The standards of practice, which will now go through a validation phase, lay out what
it is that makes teaching a unique profession. In other words, what does it mean to be a
"qualified teacher"? We hope that the standards, when refined by your comments
and those of the public during the validation process, will provide us with a basic tool
to explain in plain language the skill, knowledge base and values of our profession to a
public that has been bombarded to the point of cynicism with negative messages about
teachers and teaching.
The Standards of Practice and Education Committee, which developed the document, does
not expect you to walk on water. The standards of practice are comprehensive but there is
no expectation that teaching requires that every characteristic in them be evident at all
NOT SO SIMPLE
Nonetheless, I believe you will agree with the need to clearly describe the complexity
of our profession. To reduce and simplify too much only feeds the zealots who believe that
any educated adult can teach. And in a period where the supply of teachers is tight, that
idea becomes a temptation to many powerful people in education who talk about the need for
"warm bodies at the front of the class."
The College of Teachers intends to use the standards in dialogue with the public about
the fact that teaching is not merely the pouring of knowledge into empty jugs. You, too,
may find them useful in discussing with parents how you manage the learning of 30 to 180
or more students per day, how you assess for remediation, how you manage curriculum
change, how you survive when the curriculum documents arrive but the textbooks dont
(or theyre erasable!) and so forth. In other words, this is intended to be a
publicly useful and useable document for the profession.
An important point that many in the profession are overlooking is that the Standards of Practice for the Teaching Profession
are not just about what happens in the classroom. They are standards of practice for the
whole profession. They are about the work of every member of this College, including
principals, consultants, superintendents and directors of education.
The development of the standards is very timely. The next 10 years will bring enormous
change to teaching the kind experienced by those of us who joined the profession in
the 60s. We need to be very wary of anyone who proposes simple-minded 1960s
solutions to providing the number of qualified teachers we will require.
Six-week teacher training courses just wont do in the 1990s.
We only need to look at the growing parental and public expectations of teachers, the
very different needs of our extremely diverse student body, of ministry and school
district expectations in both curriculum and student assessment to realize there can be no
return to the simpler days when teacher education was a short course in survival skills.
In her Chairs report, Donna Marie
Kennedy mentions the good news that there was a substantial increase in faculty of
education applicants after the good media coverage of the Colleges teacher supply/demand study.

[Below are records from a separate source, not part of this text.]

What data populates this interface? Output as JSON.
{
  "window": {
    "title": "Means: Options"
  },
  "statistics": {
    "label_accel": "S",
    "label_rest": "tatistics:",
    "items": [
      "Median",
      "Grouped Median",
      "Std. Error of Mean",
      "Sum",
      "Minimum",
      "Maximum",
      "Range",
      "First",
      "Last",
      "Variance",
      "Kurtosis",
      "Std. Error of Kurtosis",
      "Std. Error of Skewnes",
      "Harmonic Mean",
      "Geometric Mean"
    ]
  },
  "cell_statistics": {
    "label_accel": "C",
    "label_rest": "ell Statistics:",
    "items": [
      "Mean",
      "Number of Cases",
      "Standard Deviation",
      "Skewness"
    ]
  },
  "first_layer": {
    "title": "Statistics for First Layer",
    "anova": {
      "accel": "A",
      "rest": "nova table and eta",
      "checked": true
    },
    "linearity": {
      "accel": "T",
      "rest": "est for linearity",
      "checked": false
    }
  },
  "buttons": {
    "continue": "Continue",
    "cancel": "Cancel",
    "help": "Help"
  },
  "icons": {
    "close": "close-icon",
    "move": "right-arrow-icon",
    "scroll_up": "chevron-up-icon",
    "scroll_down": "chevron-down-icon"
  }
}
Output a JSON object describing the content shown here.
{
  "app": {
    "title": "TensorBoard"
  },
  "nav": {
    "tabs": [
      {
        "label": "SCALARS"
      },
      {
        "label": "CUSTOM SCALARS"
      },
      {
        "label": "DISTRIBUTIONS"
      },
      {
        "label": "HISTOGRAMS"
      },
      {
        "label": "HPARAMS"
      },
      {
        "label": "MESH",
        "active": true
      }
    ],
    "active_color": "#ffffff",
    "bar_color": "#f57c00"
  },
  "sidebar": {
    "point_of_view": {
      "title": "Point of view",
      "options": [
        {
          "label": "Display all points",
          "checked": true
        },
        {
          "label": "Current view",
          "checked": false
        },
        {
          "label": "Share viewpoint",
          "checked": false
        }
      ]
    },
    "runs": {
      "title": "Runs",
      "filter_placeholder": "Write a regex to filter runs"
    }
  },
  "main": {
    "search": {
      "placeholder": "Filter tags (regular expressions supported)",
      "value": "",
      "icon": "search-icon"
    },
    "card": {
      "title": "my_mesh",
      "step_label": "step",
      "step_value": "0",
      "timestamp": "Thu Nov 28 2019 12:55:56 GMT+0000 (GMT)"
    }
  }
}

The increase in
applications is across all divisions and in most of the Intermediate-Senior subject areas.
This means that interest in entering the profession remains reasonably strong if
candidates believe that there will be jobs. And this raises a question for all of you who
have enjoyed your career in the classroom or in a leadership role. When did you last
suggest to a student that he or she would make a good teacher?